MONEY OR MUSIC: You just can’t get them Both
MySpace Music bought Imeem, the popular networking site, for a reported price of 8 or 10 million dollars, (most of it to pay for the staff, rather than the music or the customers, which actually went for less than $ 1 million) on Tuesday Dec 8th.
Indie Label Lawsuit
Imeem, which had been facing money problems for quite some time now, gave into the pressure when Indie label The Orchard, sought to sue it for a whopping $150,000, per record it allegedly infringed. Whatever the issue had been, Imeem, which had the lowest play on demand rates, is now dead and gone. (If you try to access it now, you get routed to the MySpace Music webpage)
MySpace definitely benefits from this move, in fact, MySpace Music- the joint initiative between record labels and News Corps, My Space, was facing a steady bunch of problems on its own, for starters, no one could find where the service was, and it forgot to host any indie label, something which helped save MySpace from nemesis FaceBook, in the first place. But this recent acquisition helps MySpace gain access to more than 16 million of Imeem’s users worldwide, along with its Snocap property, 7 million plus tracks from largely indie bands.
But while MySpace makes merry under the sun, thousands of artists have been left unpaid, since SnoCap’s liabilities to these artists (some of whom have not been paid for an entire year), was not included in the agreement.

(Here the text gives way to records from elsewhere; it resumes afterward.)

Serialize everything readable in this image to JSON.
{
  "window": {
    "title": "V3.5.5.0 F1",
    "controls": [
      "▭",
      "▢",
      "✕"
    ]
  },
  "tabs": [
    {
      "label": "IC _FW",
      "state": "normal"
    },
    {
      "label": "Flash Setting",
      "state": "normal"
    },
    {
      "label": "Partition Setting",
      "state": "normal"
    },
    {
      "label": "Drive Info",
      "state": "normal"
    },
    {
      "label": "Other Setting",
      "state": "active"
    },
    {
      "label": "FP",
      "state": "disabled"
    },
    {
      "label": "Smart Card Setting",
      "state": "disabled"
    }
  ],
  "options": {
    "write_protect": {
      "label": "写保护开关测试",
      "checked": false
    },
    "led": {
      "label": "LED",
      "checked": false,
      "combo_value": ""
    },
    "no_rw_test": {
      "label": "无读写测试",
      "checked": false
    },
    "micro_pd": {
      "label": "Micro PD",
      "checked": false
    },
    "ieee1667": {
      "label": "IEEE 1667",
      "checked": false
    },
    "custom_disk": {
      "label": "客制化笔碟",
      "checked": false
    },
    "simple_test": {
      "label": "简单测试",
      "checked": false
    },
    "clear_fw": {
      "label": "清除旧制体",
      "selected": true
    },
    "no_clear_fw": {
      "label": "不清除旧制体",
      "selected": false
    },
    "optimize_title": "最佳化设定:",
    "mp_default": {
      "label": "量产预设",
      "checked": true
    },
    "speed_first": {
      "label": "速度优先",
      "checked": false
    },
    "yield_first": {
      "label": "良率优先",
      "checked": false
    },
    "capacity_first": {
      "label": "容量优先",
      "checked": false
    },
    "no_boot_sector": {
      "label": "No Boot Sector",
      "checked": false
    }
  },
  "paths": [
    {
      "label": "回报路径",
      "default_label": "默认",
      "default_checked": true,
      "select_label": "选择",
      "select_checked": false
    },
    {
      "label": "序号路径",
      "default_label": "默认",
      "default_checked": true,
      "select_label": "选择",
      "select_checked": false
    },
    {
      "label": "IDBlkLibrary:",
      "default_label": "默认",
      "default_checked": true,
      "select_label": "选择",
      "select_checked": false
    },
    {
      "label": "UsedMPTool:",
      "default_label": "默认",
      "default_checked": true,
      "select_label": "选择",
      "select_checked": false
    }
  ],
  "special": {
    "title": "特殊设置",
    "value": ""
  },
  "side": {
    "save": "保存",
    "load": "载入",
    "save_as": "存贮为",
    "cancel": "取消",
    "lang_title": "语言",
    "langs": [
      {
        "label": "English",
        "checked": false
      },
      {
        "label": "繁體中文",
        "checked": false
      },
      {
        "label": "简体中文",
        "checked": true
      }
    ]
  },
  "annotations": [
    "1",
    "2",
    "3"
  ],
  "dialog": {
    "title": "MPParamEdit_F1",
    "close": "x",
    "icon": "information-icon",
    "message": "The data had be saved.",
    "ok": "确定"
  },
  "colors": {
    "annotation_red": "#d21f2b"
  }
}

Ultimately, in this heady mix of music and money, the only unfortunate souls seem to be the guys who stream free music, and depend on ads to generate revenue. Looking at the level of piracy on the internet, it’s really unfortunate, that people, who are trying to come up with legit ways to generate revenues, while giving the masses what they want, are suffering so much. And all because, The Big Labels play hard ball and won’t bring down the licensing fees.
It’s the outmoded structure of the music industry that is the root cause of piracy, which it itself complains about. Imeem, which bought SnoCap to fingerprint music and pay royalties where needed, was going the right way. Users would upload their remixes and home videos and SnoCap would determine how much of a song was used, and payout the original artist accordingly. But inflexible rates (even though Imeem was purported to be paying the lowest rate at $0.004, per stream) pretty much choked it to death. The music industry needs to realise that rates change with the market, keeping a fixed rate for every track you sell on the Internet, will help some, but kill a lot more.
Ad generated revenue, seems to be getting an even more outlandish dream, considering the fate that befell Imeem. Even MySpace Music is supposed to be considering, adding a subscription price to the site. It’s only sites like YouTube, which have a strong visual element, who can survive on the Ad model and still get to play free music, to the delight of its customers.